These inborn abilities however require further exposure and stimulation to ensure that their learning and development continues to progress appropriately. Research indicates strongly that young babies must have adults who interact daily with touch, smiles, things to play with and mouth, singing, cuddling and talking to. This facilitates healthy brain development and continues to build upon the aspects of the brain at birth. Without this further daily rich stimulation, the baby may become dis-attached to their primary carer, listless, and not retain their natural curiosity to explore and interact with their environment.
Why is this important?
The beginning of life is one of the most important times in the lifespan. Early relationships are being formed, children’s brains are ripe and ready to experience and learn, and we need to provide children with many opportunities to develop their thinking, understanding, problem solving and motivation. Without these early opportunities, future relationships, learning and life may be more challenging and difficult.
The role of the parent and home life
The family, home life, parent interactions, things to play and interact with, and being able to explore the immediate environment are critical and yet easy every day experiences that parents can provide.
Understanding and promoting thinking and learning for your baby
- Provide overhead mobiles that hang about 30-45 centimetres from your child’s face. This stimulates their visual and brain development. Too far away from their eyes makes it difficult for them to focus in their early months.
- Some mobiles may be close enough that the baby, as they grow, can reach out to touch them. Touching is an important part of learning to take in information.
- Provide music in the background from time to time that is quiet and gentle. It is soothing and provides other stimuli for the baby.
- Give them toys that they can hold, squeeze, that has sounds and textures. All of this promotes what is known as sensory experiences that help your child’s perception skills.

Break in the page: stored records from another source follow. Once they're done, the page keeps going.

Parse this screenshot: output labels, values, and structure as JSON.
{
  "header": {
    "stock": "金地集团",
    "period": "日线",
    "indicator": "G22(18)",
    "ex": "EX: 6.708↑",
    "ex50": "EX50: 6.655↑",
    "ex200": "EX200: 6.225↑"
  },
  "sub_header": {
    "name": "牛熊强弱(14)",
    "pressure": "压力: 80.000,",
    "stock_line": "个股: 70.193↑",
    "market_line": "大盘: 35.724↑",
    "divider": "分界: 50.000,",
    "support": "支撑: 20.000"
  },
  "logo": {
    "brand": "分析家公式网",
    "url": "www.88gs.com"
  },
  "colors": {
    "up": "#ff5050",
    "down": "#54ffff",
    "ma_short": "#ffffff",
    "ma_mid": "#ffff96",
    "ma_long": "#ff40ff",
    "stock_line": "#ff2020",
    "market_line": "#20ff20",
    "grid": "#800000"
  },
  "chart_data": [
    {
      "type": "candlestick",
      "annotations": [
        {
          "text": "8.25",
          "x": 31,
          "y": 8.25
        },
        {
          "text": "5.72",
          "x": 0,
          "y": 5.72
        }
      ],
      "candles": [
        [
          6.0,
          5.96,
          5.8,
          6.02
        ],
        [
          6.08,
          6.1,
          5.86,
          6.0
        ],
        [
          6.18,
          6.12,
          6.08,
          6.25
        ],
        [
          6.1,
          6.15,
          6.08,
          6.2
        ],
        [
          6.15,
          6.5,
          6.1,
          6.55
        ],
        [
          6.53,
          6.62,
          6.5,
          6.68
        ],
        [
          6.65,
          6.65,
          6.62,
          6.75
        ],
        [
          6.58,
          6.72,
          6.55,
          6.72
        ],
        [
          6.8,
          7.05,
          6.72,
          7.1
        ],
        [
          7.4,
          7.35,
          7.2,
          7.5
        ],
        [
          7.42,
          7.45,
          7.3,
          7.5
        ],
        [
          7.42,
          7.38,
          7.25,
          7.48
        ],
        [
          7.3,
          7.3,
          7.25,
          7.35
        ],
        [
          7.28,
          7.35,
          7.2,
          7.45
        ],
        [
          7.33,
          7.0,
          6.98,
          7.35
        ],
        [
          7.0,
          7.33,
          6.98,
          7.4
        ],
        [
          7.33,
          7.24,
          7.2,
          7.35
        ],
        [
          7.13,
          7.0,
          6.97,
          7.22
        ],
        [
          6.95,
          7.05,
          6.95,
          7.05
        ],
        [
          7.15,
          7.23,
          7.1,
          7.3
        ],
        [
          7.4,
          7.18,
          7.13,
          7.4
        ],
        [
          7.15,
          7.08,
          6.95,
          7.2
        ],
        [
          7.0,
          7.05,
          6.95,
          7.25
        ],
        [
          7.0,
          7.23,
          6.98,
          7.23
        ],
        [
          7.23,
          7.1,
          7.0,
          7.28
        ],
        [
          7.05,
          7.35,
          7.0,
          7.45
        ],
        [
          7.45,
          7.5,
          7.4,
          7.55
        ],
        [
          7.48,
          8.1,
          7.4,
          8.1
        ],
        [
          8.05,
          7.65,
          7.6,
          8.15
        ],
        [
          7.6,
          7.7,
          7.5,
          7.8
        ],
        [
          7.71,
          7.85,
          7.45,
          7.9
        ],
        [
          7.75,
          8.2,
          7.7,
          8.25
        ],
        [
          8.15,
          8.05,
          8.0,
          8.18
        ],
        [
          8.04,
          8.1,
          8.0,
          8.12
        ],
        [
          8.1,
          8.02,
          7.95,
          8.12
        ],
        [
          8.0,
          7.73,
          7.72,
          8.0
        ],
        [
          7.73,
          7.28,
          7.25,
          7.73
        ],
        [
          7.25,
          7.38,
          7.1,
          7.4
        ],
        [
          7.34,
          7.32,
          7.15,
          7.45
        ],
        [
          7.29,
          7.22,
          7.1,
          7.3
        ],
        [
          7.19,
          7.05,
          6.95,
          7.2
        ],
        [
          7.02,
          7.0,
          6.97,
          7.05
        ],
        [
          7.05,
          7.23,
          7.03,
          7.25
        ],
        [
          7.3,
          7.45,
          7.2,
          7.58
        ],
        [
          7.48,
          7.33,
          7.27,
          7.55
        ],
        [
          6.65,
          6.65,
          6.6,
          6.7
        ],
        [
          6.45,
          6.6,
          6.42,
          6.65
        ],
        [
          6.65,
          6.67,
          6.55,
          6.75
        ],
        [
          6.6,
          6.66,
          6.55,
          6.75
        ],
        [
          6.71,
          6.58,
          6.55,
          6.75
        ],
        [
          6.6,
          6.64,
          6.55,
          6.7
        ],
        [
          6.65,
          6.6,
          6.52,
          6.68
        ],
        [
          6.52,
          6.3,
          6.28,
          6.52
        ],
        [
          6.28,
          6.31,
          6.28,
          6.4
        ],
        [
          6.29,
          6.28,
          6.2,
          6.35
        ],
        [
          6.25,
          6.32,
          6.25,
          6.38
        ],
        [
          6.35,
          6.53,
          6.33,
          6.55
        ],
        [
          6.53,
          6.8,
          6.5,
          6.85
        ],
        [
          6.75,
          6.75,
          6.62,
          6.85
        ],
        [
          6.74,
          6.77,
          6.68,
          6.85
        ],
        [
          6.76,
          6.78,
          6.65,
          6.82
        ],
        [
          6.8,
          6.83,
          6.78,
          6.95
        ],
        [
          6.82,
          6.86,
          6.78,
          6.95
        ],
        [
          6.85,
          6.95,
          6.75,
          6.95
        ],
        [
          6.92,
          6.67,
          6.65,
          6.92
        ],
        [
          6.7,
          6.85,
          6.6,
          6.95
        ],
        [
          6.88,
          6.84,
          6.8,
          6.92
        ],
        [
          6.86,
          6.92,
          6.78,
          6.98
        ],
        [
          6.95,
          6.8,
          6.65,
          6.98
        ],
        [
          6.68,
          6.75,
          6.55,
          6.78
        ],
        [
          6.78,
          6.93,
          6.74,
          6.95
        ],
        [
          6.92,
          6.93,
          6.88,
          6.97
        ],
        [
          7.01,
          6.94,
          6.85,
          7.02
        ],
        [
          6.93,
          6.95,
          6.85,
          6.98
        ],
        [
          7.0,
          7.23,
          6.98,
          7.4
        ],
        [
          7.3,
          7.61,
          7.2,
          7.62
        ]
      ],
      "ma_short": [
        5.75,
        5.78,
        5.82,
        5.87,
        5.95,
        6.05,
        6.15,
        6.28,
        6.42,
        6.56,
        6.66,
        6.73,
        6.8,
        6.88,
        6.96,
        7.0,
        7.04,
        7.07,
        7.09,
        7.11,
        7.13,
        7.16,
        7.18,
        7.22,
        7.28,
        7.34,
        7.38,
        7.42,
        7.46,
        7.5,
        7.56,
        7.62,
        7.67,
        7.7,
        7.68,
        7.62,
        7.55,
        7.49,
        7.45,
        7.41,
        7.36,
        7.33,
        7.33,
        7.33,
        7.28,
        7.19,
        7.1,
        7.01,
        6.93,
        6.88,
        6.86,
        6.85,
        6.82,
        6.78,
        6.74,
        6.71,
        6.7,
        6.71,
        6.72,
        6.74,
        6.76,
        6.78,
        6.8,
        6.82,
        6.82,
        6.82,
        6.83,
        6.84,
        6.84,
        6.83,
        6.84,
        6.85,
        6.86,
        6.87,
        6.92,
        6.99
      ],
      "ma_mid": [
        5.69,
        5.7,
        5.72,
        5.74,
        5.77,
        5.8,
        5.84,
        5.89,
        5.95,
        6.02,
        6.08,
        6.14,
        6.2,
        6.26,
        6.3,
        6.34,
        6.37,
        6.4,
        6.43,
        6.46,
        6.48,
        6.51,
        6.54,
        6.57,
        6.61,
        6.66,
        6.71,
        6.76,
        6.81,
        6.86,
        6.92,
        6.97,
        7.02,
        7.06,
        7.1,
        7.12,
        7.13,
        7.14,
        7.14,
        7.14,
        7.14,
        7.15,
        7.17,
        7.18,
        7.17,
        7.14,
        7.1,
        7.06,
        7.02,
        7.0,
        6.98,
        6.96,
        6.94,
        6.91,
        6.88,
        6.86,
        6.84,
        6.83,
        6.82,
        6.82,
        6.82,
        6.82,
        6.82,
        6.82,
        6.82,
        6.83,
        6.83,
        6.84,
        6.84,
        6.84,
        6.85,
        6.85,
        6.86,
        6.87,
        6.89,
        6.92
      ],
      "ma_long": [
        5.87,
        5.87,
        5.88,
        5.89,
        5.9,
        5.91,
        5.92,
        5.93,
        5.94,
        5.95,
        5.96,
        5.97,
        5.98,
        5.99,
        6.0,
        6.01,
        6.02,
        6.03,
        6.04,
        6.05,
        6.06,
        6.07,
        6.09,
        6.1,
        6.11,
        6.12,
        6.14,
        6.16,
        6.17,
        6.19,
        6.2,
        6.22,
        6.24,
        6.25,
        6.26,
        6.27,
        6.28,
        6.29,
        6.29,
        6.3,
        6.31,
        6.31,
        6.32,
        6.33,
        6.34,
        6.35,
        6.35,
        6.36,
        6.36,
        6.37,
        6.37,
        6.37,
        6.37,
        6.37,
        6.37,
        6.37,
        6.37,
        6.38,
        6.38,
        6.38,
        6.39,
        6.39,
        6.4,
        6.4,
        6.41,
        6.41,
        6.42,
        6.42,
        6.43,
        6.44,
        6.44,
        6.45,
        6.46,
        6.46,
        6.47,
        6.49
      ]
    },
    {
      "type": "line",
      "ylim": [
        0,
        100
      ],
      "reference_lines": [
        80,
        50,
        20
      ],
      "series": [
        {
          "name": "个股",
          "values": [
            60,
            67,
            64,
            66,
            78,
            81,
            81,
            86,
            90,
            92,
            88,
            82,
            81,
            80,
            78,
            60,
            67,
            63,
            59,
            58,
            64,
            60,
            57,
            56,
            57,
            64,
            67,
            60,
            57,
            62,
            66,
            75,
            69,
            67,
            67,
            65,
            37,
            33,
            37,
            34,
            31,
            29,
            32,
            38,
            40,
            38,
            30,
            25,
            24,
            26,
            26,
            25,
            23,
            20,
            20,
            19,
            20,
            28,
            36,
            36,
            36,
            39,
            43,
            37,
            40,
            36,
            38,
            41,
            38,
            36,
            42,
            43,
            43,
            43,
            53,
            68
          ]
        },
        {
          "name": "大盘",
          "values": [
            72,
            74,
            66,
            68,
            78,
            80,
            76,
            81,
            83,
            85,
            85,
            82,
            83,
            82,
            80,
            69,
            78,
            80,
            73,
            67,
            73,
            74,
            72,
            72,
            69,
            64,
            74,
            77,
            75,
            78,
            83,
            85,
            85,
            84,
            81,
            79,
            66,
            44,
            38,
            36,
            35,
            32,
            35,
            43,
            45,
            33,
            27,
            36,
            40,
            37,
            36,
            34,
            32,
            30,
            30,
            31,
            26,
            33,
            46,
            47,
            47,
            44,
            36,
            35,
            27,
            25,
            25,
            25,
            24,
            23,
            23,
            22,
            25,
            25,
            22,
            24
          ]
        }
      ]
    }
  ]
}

- Babies love mirrors. They delight in looking at themselves. This helps them to build an image and sense of themselves.
Kathy Walker has been working with children, parents and teachers for over 30 years. “What’s the Hurry”, her book for parents, was an Australian bestseller and she has a new book on positive parenting due out in 2010. Kathy’s consultancy, Early Life Foundations, provides support to families, government, educational institutions and the corporate sector.
For further practical tips on promoting rich language skills, visit www.fisherpriceexperts.com.au